■ What is required ■
Pictures in the data must not be copied, but everything else should be output exactly.

■ Data to examine ■
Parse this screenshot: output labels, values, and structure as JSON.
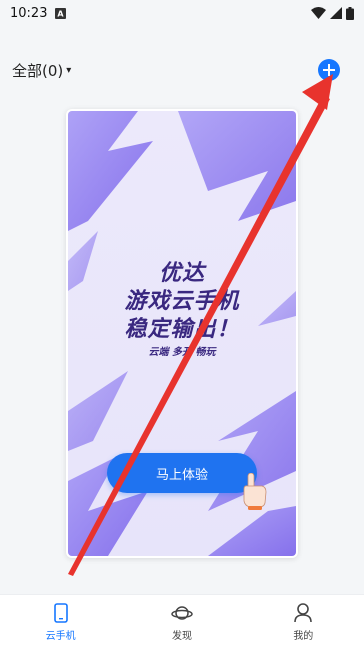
{
  "status_bar": {
    "time": "10:23",
    "notif_icon": "a-letter-icon",
    "icons": [
      "wifi-icon",
      "signal-icon",
      "battery-icon"
    ]
  },
  "header": {
    "filter_label": "全部(0)",
    "filter_caret": "▾",
    "add_icon": "plus-circle-icon"
  },
  "promo": {
    "title_line1": "优达",
    "title_line2": "游戏云手机",
    "title_line3": "稳定输出！",
    "subtitle": "云端 多开 畅玩",
    "button_label": "马上体验"
  },
  "tabbar": {
    "items": [
      {
        "label": "云手机",
        "icon": "phone-icon",
        "active": true
      },
      {
        "label": "发现",
        "icon": "planet-icon",
        "active": false
      },
      {
        "label": "我的",
        "icon": "person-icon",
        "active": false
      }
    ]
  },
  "colors": {
    "accent": "#1677ff",
    "arrow": "#e8332d",
    "promo_purple": "#8f7cf0"
  }
}
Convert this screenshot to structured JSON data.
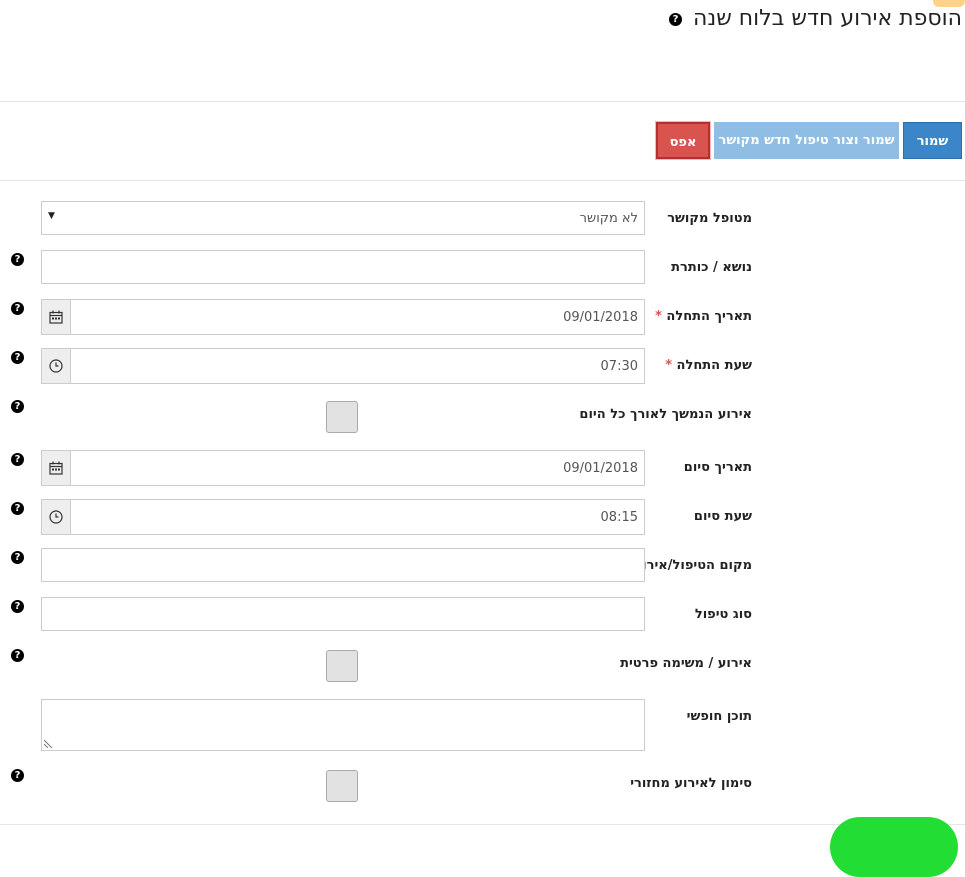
{
  "header": {
    "title": "הוספת אירוע חדש בלוח שנה",
    "help": "?"
  },
  "toolbar": {
    "save_label": "שמור",
    "save_new_label": "שמור וצור טיפול חדש מקושר",
    "reset_label": "אפס"
  },
  "form": {
    "help": "?",
    "required_mark": "*",
    "client": {
      "label": "מטופל מקושר",
      "value": "לא מקושר"
    },
    "subject": {
      "label": "נושא / כותרת",
      "value": ""
    },
    "start_date": {
      "label": "תאריך התחלה",
      "value": "09/01/2018"
    },
    "start_time": {
      "label": "שעת התחלה",
      "value": "07:30"
    },
    "all_day": {
      "label": "אירוע הנמשך לאורך כל היום",
      "checked": false
    },
    "end_date": {
      "label": "תאריך סיום",
      "value": "09/01/2018"
    },
    "end_time": {
      "label": "שעת סיום",
      "value": "08:15"
    },
    "location": {
      "label": "מקום הטיפול/אירוע",
      "value": ""
    },
    "treatment_type": {
      "label": "סוג טיפול",
      "value": ""
    },
    "private": {
      "label": "אירוע / משימה פרטית",
      "checked": false
    },
    "free_text": {
      "label": "תוכן חופשי",
      "value": ""
    },
    "recurring": {
      "label": "סימון לאירוע מחזורי",
      "checked": false
    }
  },
  "icons": {
    "calendar": "calendar-icon",
    "clock": "clock-icon",
    "help": "question-circle-icon"
  },
  "colors": {
    "save": "#3a86c9",
    "save_new": "#8fbde3",
    "reset": "#d9534f",
    "required": "#d9534f",
    "fab": "#22dd33"
  }
}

■ Exercise response ■
Parse this screenshot: output labels, values, and structure as JSON.
{
  "status_bar": {
    "time": "10:23",
    "notif_icon": "a-letter-icon",
    "icons": [
      "wifi-icon",
      "signal-icon",
      "battery-icon"
    ]
  },
  "header": {
    "filter_label": "全部(0)",
    "filter_caret": "▾",
    "add_icon": "plus-circle-icon"
  },
  "promo": {
    "title_line1": "优达",
    "title_line2": "游戏云手机",
    "title_line3": "稳定输出！",
    "subtitle": "云端 多开 畅玩",
    "button_label": "马上体验"
  },
  "tabbar": {
    "items": [
      {
        "label": "云手机",
        "icon": "phone-icon",
        "active": true
      },
      {
        "label": "发现",
        "icon": "planet-icon",
        "active": false
      },
      {
        "label": "我的",
        "icon": "person-icon",
        "active": false
      }
    ]
  },
  "colors": {
    "accent": "#1677ff",
    "arrow": "#e8332d",
    "promo_purple": "#8f7cf0"
  }
}
Convert this screenshot to structured JSON data.
{
  "header": {
    "title": "הוספת אירוע חדש בלוח שנה",
    "help": "?"
  },
  "toolbar": {
    "save_label": "שמור",
    "save_new_label": "שמור וצור טיפול חדש מקושר",
    "reset_label": "אפס"
  },
  "form": {
    "help": "?",
    "required_mark": "*",
    "client": {
      "label": "מטופל מקושר",
      "value": "לא מקושר"
    },
    "subject": {
      "label": "נושא / כותרת",
      "value": ""
    },
    "start_date": {
      "label": "תאריך התחלה",
      "value": "09/01/2018"
    },
    "start_time": {
      "label": "שעת התחלה",
      "value": "07:30"
    },
    "all_day": {
      "label": "אירוע הנמשך לאורך כל היום",
      "checked": false
    },
    "end_date": {
      "label": "תאריך סיום",
      "value": "09/01/2018"
    },
    "end_time": {
      "label": "שעת סיום",
      "value": "08:15"
    },
    "location": {
      "label": "מקום הטיפול/אירוע",
      "value": ""
    },
    "treatment_type": {
      "label": "סוג טיפול",
      "value": ""
    },
    "private": {
      "label": "אירוע / משימה פרטית",
      "checked": false
    },
    "free_text": {
      "label": "תוכן חופשי",
      "value": ""
    },
    "recurring": {
      "label": "סימון לאירוע מחזורי",
      "checked": false
    }
  },
  "icons": {
    "calendar": "calendar-icon",
    "clock": "clock-icon",
    "help": "question-circle-icon"
  },
  "colors": {
    "save": "#3a86c9",
    "save_new": "#8fbde3",
    "reset": "#d9534f",
    "required": "#d9534f",
    "fab": "#22dd33"
  }
}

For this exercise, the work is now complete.